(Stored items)

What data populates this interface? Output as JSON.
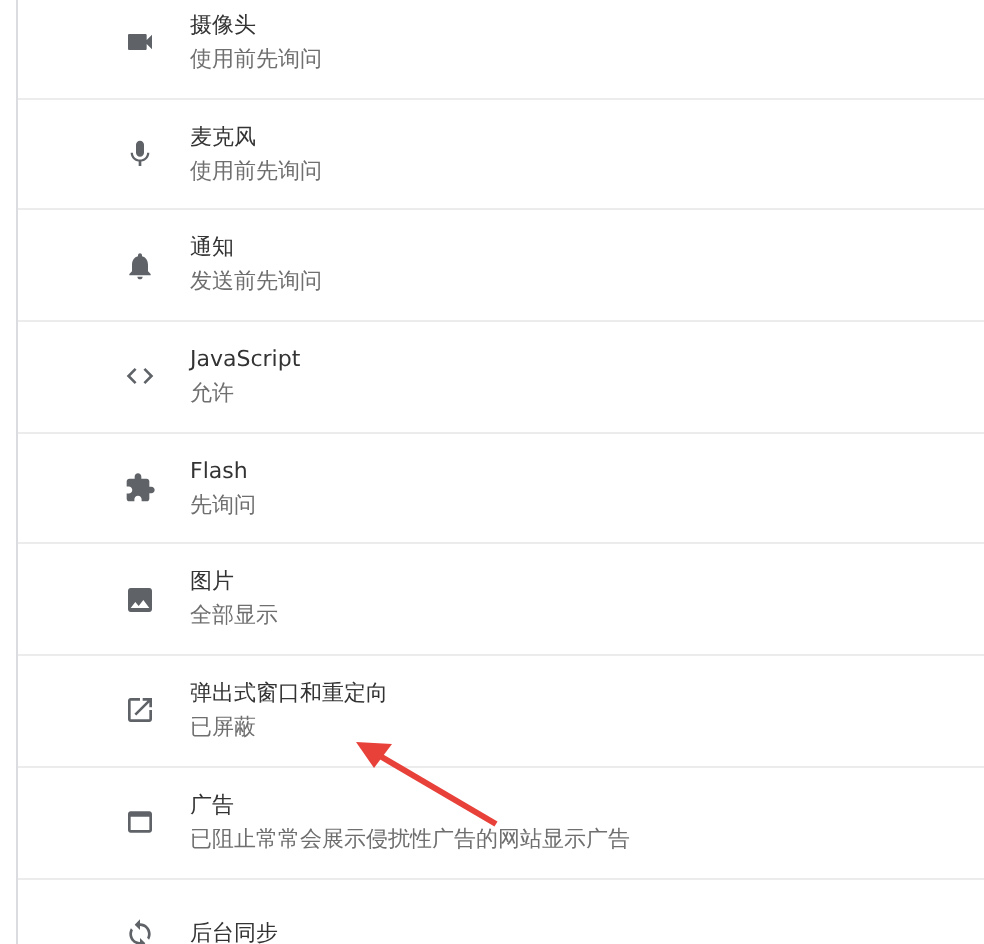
{
  "settings": [
    {
      "kind": "camera",
      "title": "摄像头",
      "subtitle": "使用前先询问"
    },
    {
      "kind": "mic",
      "title": "麦克风",
      "subtitle": "使用前先询问"
    },
    {
      "kind": "bell",
      "title": "通知",
      "subtitle": "发送前先询问"
    },
    {
      "kind": "code",
      "title": "JavaScript",
      "subtitle": "允许"
    },
    {
      "kind": "puzzle",
      "title": "Flash",
      "subtitle": "先询问"
    },
    {
      "kind": "image",
      "title": "图片",
      "subtitle": "全部显示"
    },
    {
      "kind": "external",
      "title": "弹出式窗口和重定向",
      "subtitle": "已屏蔽"
    },
    {
      "kind": "window",
      "title": "广告",
      "subtitle": "已阻止常常会展示侵扰性广告的网站显示广告"
    },
    {
      "kind": "sync",
      "title": "后台同步"
    }
  ]
}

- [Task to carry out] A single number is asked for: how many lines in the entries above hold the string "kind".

- [Response for this exercise] 9